Brian Lee Crowley, President of the Halifax, Nova Scotia-based Atlantic Institute for Market Studies and author of the new book ‘Fearful Symmetry: The Fall and Rise of Canada’s Founding Values’, challenges the popular notion Canada has always been a country characterized by the socially progressive political values of the welfare state. Released this week, Crowley’s new book argues Canada originally began as a nation of ‘makers’ instead of a nation of ‘takers’ and that the time has come for the country to return to its founding values of self-reliance and rugged liberty. Crowley writes:

“The view that predominates today on both sides of the border is of Canadians as kinder and gentler than their American neighbours, more willing to use the power of the state in pursuit of public goods, more welfare-minded, more socially left wing.
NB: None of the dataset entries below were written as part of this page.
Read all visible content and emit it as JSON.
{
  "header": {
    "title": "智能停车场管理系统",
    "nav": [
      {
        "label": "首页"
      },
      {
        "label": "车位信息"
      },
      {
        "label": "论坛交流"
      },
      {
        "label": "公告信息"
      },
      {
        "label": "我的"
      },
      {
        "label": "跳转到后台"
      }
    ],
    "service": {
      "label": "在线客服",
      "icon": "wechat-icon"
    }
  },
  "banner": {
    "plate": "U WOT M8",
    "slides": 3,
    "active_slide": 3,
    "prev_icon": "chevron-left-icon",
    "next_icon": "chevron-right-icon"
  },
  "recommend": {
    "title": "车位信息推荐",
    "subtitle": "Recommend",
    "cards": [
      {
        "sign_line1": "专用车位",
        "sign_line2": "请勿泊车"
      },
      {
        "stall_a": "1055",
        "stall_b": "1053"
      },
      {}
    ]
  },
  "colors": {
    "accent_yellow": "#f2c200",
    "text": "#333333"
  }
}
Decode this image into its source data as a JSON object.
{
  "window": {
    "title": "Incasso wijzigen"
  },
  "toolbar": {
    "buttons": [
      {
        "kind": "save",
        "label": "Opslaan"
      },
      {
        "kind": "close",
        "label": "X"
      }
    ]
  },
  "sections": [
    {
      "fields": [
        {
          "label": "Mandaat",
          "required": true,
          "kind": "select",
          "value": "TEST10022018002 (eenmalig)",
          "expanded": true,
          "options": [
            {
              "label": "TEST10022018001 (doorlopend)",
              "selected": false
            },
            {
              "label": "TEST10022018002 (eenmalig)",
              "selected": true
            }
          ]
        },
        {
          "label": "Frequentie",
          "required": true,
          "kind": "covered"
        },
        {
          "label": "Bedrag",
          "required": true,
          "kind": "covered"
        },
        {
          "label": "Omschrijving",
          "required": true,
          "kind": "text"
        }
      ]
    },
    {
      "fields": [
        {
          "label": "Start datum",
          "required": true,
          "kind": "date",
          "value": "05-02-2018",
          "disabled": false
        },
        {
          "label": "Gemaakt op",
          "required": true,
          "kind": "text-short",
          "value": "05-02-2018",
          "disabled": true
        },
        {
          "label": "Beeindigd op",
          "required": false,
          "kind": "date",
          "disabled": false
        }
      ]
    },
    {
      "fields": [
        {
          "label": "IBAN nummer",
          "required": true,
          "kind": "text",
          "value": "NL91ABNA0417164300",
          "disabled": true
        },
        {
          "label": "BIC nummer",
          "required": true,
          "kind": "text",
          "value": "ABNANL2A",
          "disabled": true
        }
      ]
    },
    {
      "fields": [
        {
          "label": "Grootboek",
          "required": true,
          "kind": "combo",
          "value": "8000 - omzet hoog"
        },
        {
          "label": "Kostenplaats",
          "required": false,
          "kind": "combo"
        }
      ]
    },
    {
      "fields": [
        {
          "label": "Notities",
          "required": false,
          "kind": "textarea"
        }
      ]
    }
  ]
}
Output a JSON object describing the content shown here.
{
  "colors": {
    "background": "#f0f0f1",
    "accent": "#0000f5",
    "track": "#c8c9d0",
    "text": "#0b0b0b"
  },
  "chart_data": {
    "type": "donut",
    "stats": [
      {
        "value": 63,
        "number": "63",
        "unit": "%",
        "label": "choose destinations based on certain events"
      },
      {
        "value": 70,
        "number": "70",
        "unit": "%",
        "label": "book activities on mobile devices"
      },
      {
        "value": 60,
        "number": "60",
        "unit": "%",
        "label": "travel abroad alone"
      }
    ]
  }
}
It is also a view that could establish itself only by defeating and then consigning to a trunk in the never visited attic of our collective memory the older view that had defined Canada for almost the first century of its existence and for many decades prior to 1867.”

Crowley goes on to explain the historic political and social spirit of Canada before 1960:

“In most ways that matter, by 1960 we had comparable achievements and believed those achievements to be rooted in our shared heritage of limited government, individual freedom, personal responsibility and the rule of law. Canada was not a European welfare state, we were not Sweden or France or Germany; indeed those were the ideas that were foreign to our history and traditional practices. We were resolutely North American, men and women, French-speakers and English-speakers, Westerners, Central Canadians and Easterners together. Indeed, we often thought that what distinguished us from Americans was their less fervent attachment to those values that set us both apart from other peoples who had not yet understood the secrets of development, both personal and economic. We didn’t think we were Americans. We thought we were the superior brand of North American.”